Traditional approaches have testing at the end. There needs something that has been built to test it. An essential part of testing is providing information about the software, so you should go and get information as early as possible to adjust your development efforts as soon as possible. It's a bit like cooking. If you start tasting after everything is finished, you can certainly decide that the meal is good or not. But it's tough to change things if it's not right. That's why most people taste while cooking and add things here and there. Early information lets you adjust early and before things go out to a customer. For software development, that means that you start your testing as soon as possible and that testing does include questioning requirements, decisions, and assumptions well before the first line of code is written.


“Preventing bugs over finding bugs.”

That is closely related to the first point. It is not about finding bugs at a certain point in time, i.e., the testing phase. It is about making sure that bugs don't even come into existence. If you fire up your search engine of choice and let it look for the costs of fixing bugs, you will find a lot of different studies and publications about that. While the factor differs a bit, almost all of them agree that bugs early found in development are way cheaper to fix than the ones found later. And while we are at it, finding many bugs doesn't make you necessarily an excellent tester, it probably just means that there hasn't been enough testing earlier to prevent those bugs.


“Testing understanding over checking functionality.”

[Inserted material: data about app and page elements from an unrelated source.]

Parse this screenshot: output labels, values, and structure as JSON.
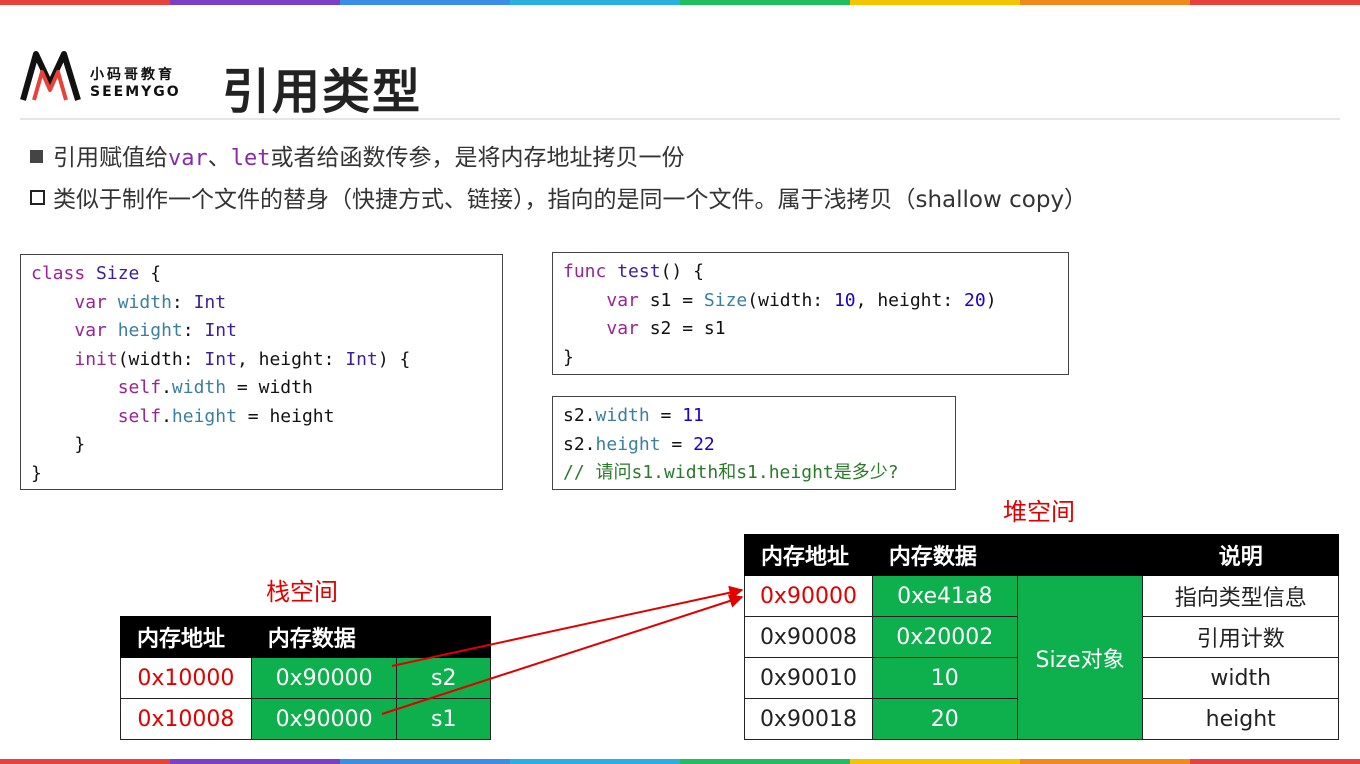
{
  "brand": {
    "name_cn": "小码哥教育",
    "name_en": "SEEMYGO"
  },
  "page_title": "引用类型",
  "bullets": {
    "b1_pre": "引用赋值给",
    "b1_kw1": "var",
    "b1_mid": "、",
    "b1_kw2": "let",
    "b1_post": "或者给函数传参，是将内存地址拷贝一份",
    "b2": "类似于制作一个文件的替身（快捷方式、链接），指向的是同一个文件。属于浅拷贝（shallow copy）"
  },
  "code_class": {
    "l1_kw": "class",
    "l1_name": "Size",
    "l1_end": " {",
    "l2_kw": "var",
    "l2_prop": "width",
    "l2_colon": ": ",
    "l2_type": "Int",
    "l3_kw": "var",
    "l3_prop": "height",
    "l3_colon": ": ",
    "l3_type": "Int",
    "l4_kw": "init",
    "l4_a": "(width: ",
    "l4_t1": "Int",
    "l4_b": ", height: ",
    "l4_t2": "Int",
    "l4_c": ") {",
    "l5_self": "self",
    "l5_dot": ".",
    "l5_prop": "width",
    "l5_rest": " = width",
    "l6_self": "self",
    "l6_dot": ".",
    "l6_prop": "height",
    "l6_rest": " = height",
    "l7": "}",
    "l8": "}"
  },
  "code_func": {
    "l1_kw": "func",
    "l1_name": "test",
    "l1_rest": "() {",
    "l2_kw": "var",
    "l2_a": " s1 = ",
    "l2_type": "Size",
    "l2_b": "(width: ",
    "l2_n1": "10",
    "l2_c": ", height: ",
    "l2_n2": "20",
    "l2_d": ")",
    "l3_kw": "var",
    "l3_rest": " s2 = s1",
    "l4": "}"
  },
  "code_assign": {
    "l1_a": "s2.",
    "l1_prop": "width",
    "l1_b": " = ",
    "l1_num": "11",
    "l2_a": "s2.",
    "l2_prop": "height",
    "l2_b": " = ",
    "l2_num": "22",
    "l3_comment": "// 请问s1.width和s1.height是多少?"
  },
  "heap_label": "堆空间",
  "stack_label": "栈空间",
  "stack_table": {
    "headers": [
      "内存地址",
      "内存数据",
      ""
    ],
    "rows": [
      {
        "addr": "0x10000",
        "data": "0x90000",
        "name": "s2"
      },
      {
        "addr": "0x10008",
        "data": "0x90000",
        "name": "s1"
      }
    ]
  },
  "heap_table": {
    "headers": [
      "内存地址",
      "内存数据",
      "",
      "说明"
    ],
    "object_label": "Size对象",
    "rows": [
      {
        "addr": "0x90000",
        "data": "0xe41a8",
        "desc": "指向类型信息"
      },
      {
        "addr": "0x90008",
        "data": "0x20002",
        "desc": "引用计数"
      },
      {
        "addr": "0x90010",
        "data": "10",
        "desc": "width"
      },
      {
        "addr": "0x90018",
        "data": "20",
        "desc": "height"
      }
    ]
  },
  "colors": {
    "accent_green": "#0db04c",
    "accent_red": "#e00000",
    "stripe": [
      "#e8413c",
      "#7b3fc4",
      "#3a8ee6",
      "#2ab0e0",
      "#1fbf5f",
      "#f5c400",
      "#f08a1c",
      "#e8413c"
    ]
  }
}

Agile development is (among other things) about delivering software quickly, which means that there is no time for prolonged testing phases. Heck, most iterations are even shorter than some system tests I have been on. The holy grail of the agile world is automation. Well, as we all remember from Indiana Jones, the shiny holy grail is not what it seems! Use your automation wisely for what it is useful for: checking that (obvious) things are as expected and freeing up valuable times of the testers (unless you are having just clicking monkeys, but then you are having problems anyway).


“Building the best system over breaking the system”

In one of my first projects we had a high score list for bugs found. It was a race for the top and about breaking the system. It was testers against developers. Like it or not, but you are on the same team now and hopefully have a common goal of delivering high-quality software (without going into the "what is quality" debate here). And oh, sorry to say so, but you don't break the software unless you put some buggy parts into the source code. To quote James Bach: "We don't break the software. We break illusions about the software."


“Team responsibility for quality over tester responsibility”

A former boss of mine repeatedly said that nurses don't heal a patient by only taking his temperature. By doing so, they are providing information for themselves or others to improve the condition of the patient. As for software testing, just testing doesn't get you more quality. It is one part of doing so. Just as writing good code, providing realistic requirements and writing a good instruction manual is. So it's everything and everyone that influences quality. Especially on agile teams, activities are more and more separated from persons and roles within a team. Activities are a team skill. Some people are better at certain things than others, but that doesn't mean that it is only the task of the specialist to do so. As testers, we are responsible for sharing our expertise with the other team members. Of course, it might take longer for others, but taking longer is still way better than not doing it at all or being the bottleneck.

If you take your testing knowledge from other testing environments and embrace the changed mindset for agile testing, you are already following the "inspect and adapt" part that is so prevalent in agile development and will certainly be able to build on that. Of course, there are certain methods, heuristics, and techniques that have proven helpful, but that topic certainly warrants a post of its own.


Christian Kram for TestBench Cloud Services